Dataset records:
━━━━━━━━━━

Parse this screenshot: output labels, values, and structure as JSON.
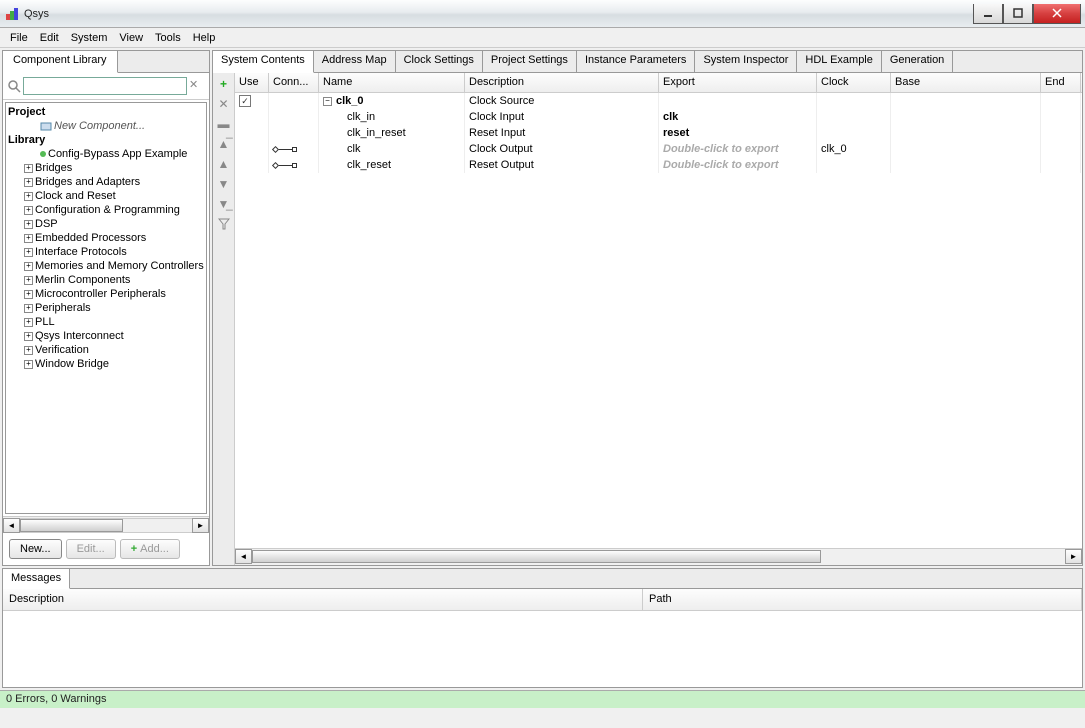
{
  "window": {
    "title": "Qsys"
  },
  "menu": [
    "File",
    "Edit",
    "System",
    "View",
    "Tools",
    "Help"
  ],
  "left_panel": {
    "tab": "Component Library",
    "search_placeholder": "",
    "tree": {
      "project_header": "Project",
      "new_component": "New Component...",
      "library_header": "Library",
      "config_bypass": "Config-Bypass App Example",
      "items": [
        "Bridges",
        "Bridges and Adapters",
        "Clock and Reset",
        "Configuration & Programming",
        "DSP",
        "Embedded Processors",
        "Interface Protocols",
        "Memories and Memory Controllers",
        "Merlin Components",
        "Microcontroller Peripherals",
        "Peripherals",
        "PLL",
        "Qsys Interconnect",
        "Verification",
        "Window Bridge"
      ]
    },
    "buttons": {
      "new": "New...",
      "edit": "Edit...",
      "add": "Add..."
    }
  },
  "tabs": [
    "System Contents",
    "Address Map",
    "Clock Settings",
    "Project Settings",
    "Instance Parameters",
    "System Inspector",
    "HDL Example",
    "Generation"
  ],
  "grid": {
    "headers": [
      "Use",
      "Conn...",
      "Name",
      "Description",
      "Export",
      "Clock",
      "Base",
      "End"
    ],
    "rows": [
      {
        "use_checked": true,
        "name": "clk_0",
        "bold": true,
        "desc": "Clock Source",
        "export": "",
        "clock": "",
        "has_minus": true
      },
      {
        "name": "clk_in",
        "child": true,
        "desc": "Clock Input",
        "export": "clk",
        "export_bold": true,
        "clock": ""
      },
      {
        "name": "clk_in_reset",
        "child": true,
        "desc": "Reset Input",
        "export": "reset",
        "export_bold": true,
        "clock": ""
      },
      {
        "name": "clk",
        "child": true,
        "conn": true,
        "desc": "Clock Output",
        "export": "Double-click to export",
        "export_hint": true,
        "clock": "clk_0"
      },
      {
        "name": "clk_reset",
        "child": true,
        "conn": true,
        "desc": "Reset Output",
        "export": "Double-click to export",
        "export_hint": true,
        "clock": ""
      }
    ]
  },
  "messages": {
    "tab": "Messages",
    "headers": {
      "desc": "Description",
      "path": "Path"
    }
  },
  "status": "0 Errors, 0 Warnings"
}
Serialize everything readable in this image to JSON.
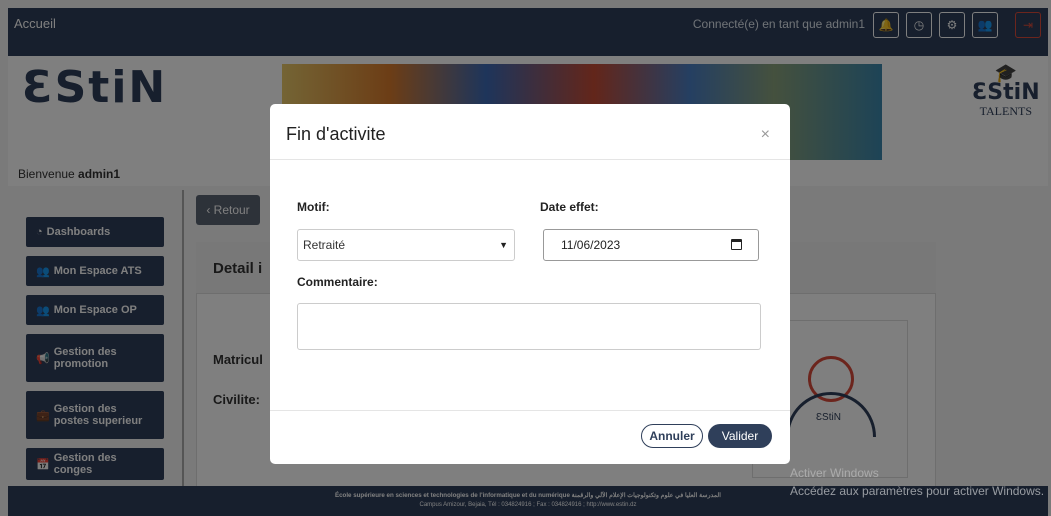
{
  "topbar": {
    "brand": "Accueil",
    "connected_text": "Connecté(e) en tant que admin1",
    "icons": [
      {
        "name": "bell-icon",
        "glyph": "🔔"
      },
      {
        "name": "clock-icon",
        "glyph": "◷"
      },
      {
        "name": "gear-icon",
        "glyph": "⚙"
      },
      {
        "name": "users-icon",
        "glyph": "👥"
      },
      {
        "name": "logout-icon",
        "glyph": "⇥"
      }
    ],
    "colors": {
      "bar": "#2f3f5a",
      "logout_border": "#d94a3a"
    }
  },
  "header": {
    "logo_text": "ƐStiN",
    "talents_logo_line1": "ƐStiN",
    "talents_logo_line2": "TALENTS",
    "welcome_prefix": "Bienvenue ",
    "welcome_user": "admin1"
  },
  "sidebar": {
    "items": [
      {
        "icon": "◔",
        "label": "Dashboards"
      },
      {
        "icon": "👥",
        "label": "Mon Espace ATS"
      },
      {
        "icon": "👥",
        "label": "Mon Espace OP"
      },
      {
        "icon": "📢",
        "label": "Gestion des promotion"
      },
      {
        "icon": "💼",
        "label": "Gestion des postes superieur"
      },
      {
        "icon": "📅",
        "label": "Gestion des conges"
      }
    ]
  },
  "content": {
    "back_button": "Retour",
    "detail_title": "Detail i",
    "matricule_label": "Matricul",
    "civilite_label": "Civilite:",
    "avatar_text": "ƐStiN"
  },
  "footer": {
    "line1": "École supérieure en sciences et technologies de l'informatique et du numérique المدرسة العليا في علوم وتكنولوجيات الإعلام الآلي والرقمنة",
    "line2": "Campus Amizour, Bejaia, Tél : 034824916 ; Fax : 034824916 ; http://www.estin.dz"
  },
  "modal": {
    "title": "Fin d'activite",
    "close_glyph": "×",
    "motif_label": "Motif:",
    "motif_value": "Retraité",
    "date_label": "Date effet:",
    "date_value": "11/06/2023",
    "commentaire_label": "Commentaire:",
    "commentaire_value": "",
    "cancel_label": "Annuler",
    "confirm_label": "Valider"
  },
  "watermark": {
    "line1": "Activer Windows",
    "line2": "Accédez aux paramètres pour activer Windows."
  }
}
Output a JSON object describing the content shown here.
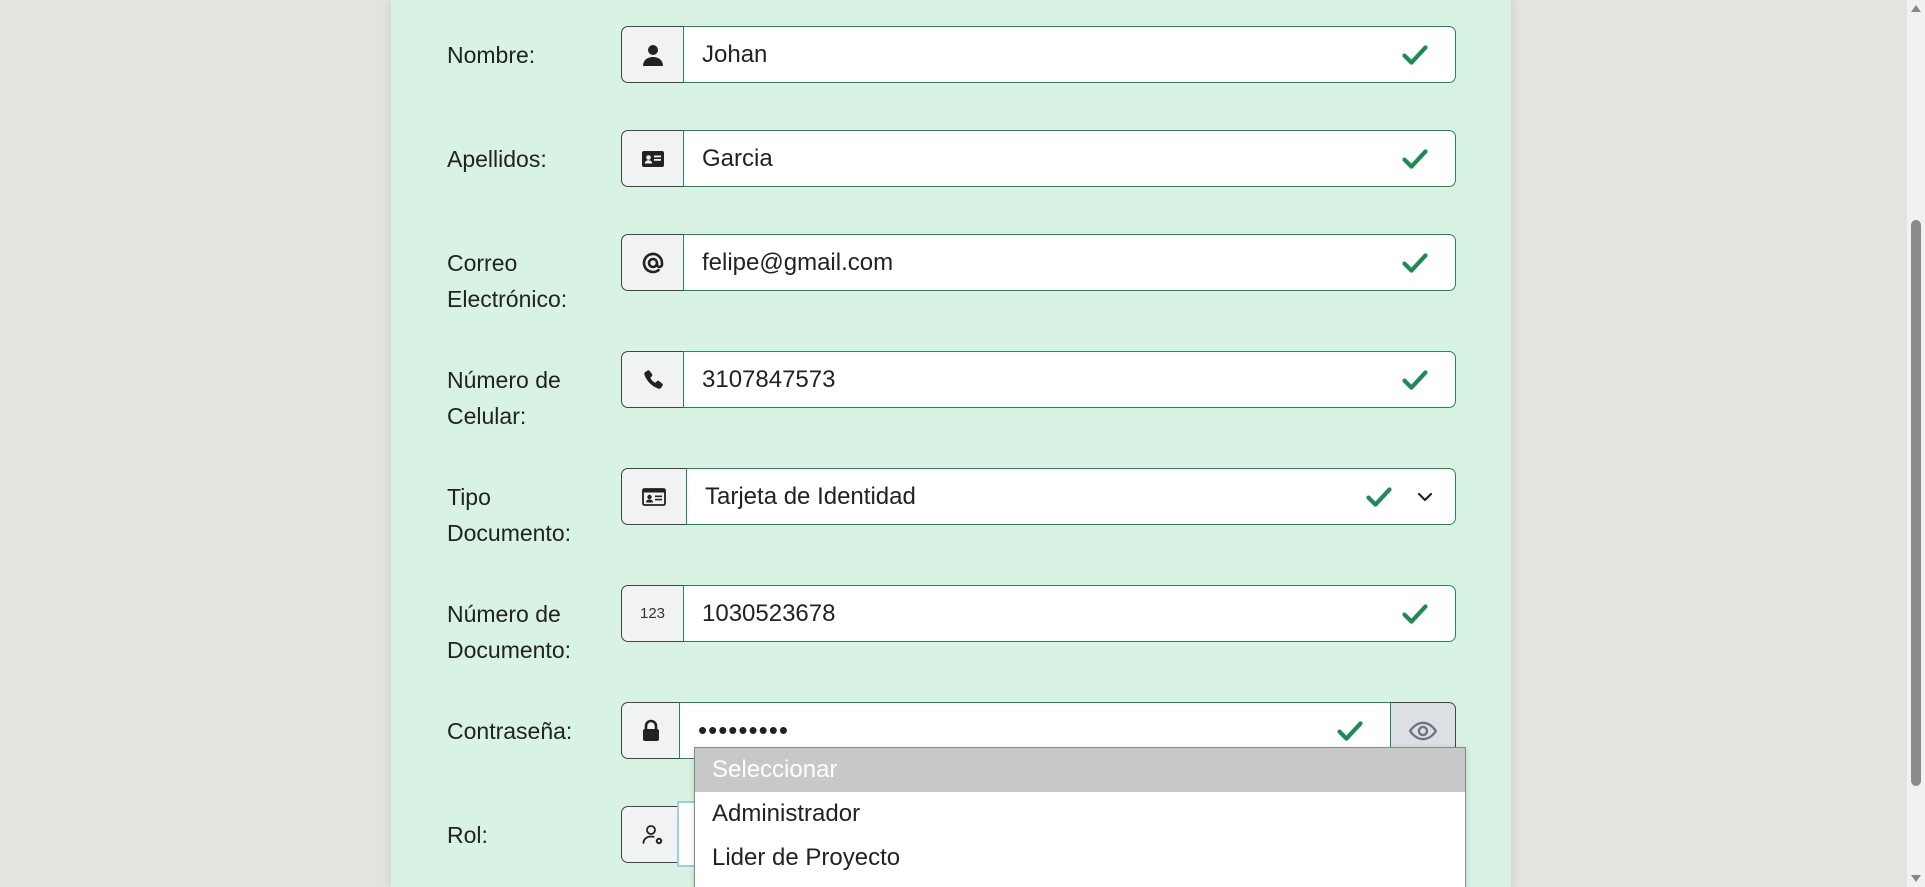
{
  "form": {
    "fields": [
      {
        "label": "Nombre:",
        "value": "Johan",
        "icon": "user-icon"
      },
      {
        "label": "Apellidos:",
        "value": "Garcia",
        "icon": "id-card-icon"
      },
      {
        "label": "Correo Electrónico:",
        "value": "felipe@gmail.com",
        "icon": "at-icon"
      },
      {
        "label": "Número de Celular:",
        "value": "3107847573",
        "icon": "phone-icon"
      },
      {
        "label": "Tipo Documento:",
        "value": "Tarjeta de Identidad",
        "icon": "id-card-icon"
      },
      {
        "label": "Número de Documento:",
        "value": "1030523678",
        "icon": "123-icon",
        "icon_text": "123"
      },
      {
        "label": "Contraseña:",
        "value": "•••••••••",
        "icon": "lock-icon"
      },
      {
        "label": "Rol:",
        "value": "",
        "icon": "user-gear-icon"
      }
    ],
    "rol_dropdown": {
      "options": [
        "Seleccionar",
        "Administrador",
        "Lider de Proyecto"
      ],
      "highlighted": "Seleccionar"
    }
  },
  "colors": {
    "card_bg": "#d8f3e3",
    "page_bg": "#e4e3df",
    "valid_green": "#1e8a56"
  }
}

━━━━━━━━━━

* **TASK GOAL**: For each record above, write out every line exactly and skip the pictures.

* **ANSWER AREA**:
Parse this screenshot: output labels, values, and structure as JSON.
{
  "window": {
    "title": "Qsys"
  },
  "menu": [
    "File",
    "Edit",
    "System",
    "View",
    "Tools",
    "Help"
  ],
  "left_panel": {
    "tab": "Component Library",
    "search_placeholder": "",
    "tree": {
      "project_header": "Project",
      "new_component": "New Component...",
      "library_header": "Library",
      "config_bypass": "Config-Bypass App Example",
      "items": [
        "Bridges",
        "Bridges and Adapters",
        "Clock and Reset",
        "Configuration & Programming",
        "DSP",
        "Embedded Processors",
        "Interface Protocols",
        "Memories and Memory Controllers",
        "Merlin Components",
        "Microcontroller Peripherals",
        "Peripherals",
        "PLL",
        "Qsys Interconnect",
        "Verification",
        "Window Bridge"
      ]
    },
    "buttons": {
      "new": "New...",
      "edit": "Edit...",
      "add": "Add..."
    }
  },
  "tabs": [
    "System Contents",
    "Address Map",
    "Clock Settings",
    "Project Settings",
    "Instance Parameters",
    "System Inspector",
    "HDL Example",
    "Generation"
  ],
  "grid": {
    "headers": [
      "Use",
      "Conn...",
      "Name",
      "Description",
      "Export",
      "Clock",
      "Base",
      "End"
    ],
    "rows": [
      {
        "use_checked": true,
        "name": "clk_0",
        "bold": true,
        "desc": "Clock Source",
        "export": "",
        "clock": "",
        "has_minus": true
      },
      {
        "name": "clk_in",
        "child": true,
        "desc": "Clock Input",
        "export": "clk",
        "export_bold": true,
        "clock": ""
      },
      {
        "name": "clk_in_reset",
        "child": true,
        "desc": "Reset Input",
        "export": "reset",
        "export_bold": true,
        "clock": ""
      },
      {
        "name": "clk",
        "child": true,
        "conn": true,
        "desc": "Clock Output",
        "export": "Double-click to export",
        "export_hint": true,
        "clock": "clk_0"
      },
      {
        "name": "clk_reset",
        "child": true,
        "conn": true,
        "desc": "Reset Output",
        "export": "Double-click to export",
        "export_hint": true,
        "clock": ""
      }
    ]
  },
  "messages": {
    "tab": "Messages",
    "headers": {
      "desc": "Description",
      "path": "Path"
    }
  },
  "status": "0 Errors, 0 Warnings"
}
Serialize everything readable in this image to JSON.
{
  "topbar": {
    "brand": "Accueil",
    "connected_text": "Connecté(e) en tant que admin1",
    "icons": [
      {
        "name": "bell-icon",
        "glyph": "🔔"
      },
      {
        "name": "clock-icon",
        "glyph": "◷"
      },
      {
        "name": "gear-icon",
        "glyph": "⚙"
      },
      {
        "name": "users-icon",
        "glyph": "👥"
      },
      {
        "name": "logout-icon",
        "glyph": "⇥"
      }
    ],
    "colors": {
      "bar": "#2f3f5a",
      "logout_border": "#d94a3a"
    }
  },
  "header": {
    "logo_text": "ƐStiN",
    "talents_logo_line1": "ƐStiN",
    "talents_logo_line2": "TALENTS",
    "welcome_prefix": "Bienvenue ",
    "welcome_user": "admin1"
  },
  "sidebar": {
    "items": [
      {
        "icon": "◔",
        "label": "Dashboards"
      },
      {
        "icon": "👥",
        "label": "Mon Espace ATS"
      },
      {
        "icon": "👥",
        "label": "Mon Espace OP"
      },
      {
        "icon": "📢",
        "label": "Gestion des promotion"
      },
      {
        "icon": "💼",
        "label": "Gestion des postes superieur"
      },
      {
        "icon": "📅",
        "label": "Gestion des conges"
      }
    ]
  },
  "content": {
    "back_button": "Retour",
    "detail_title": "Detail i",
    "matricule_label": "Matricul",
    "civilite_label": "Civilite:",
    "avatar_text": "ƐStiN"
  },
  "footer": {
    "line1": "École supérieure en sciences et technologies de l'informatique et du numérique المدرسة العليا في علوم وتكنولوجيات الإعلام الآلي والرقمنة",
    "line2": "Campus Amizour, Bejaia, Tél : 034824916 ; Fax : 034824916 ; http://www.estin.dz"
  },
  "modal": {
    "title": "Fin d'activite",
    "close_glyph": "×",
    "motif_label": "Motif:",
    "motif_value": "Retraité",
    "date_label": "Date effet:",
    "date_value": "11/06/2023",
    "commentaire_label": "Commentaire:",
    "commentaire_value": "",
    "cancel_label": "Annuler",
    "confirm_label": "Valider"
  },
  "watermark": {
    "line1": "Activer Windows",
    "line2": "Accédez aux paramètres pour activer Windows."
  }
}
Output a JSON object describing the content shown here.
{
  "form": {
    "fields": [
      {
        "label": "Nombre:",
        "value": "Johan",
        "icon": "user-icon"
      },
      {
        "label": "Apellidos:",
        "value": "Garcia",
        "icon": "id-card-icon"
      },
      {
        "label": "Correo Electrónico:",
        "value": "felipe@gmail.com",
        "icon": "at-icon"
      },
      {
        "label": "Número de Celular:",
        "value": "3107847573",
        "icon": "phone-icon"
      },
      {
        "label": "Tipo Documento:",
        "value": "Tarjeta de Identidad",
        "icon": "id-card-icon"
      },
      {
        "label": "Número de Documento:",
        "value": "1030523678",
        "icon": "123-icon",
        "icon_text": "123"
      },
      {
        "label": "Contraseña:",
        "value": "•••••••••",
        "icon": "lock-icon"
      },
      {
        "label": "Rol:",
        "value": "",
        "icon": "user-gear-icon"
      }
    ],
    "rol_dropdown": {
      "options": [
        "Seleccionar",
        "Administrador",
        "Lider de Proyecto"
      ],
      "highlighted": "Seleccionar"
    }
  },
  "colors": {
    "card_bg": "#d8f3e3",
    "page_bg": "#e4e3df",
    "valid_green": "#1e8a56"
  }
}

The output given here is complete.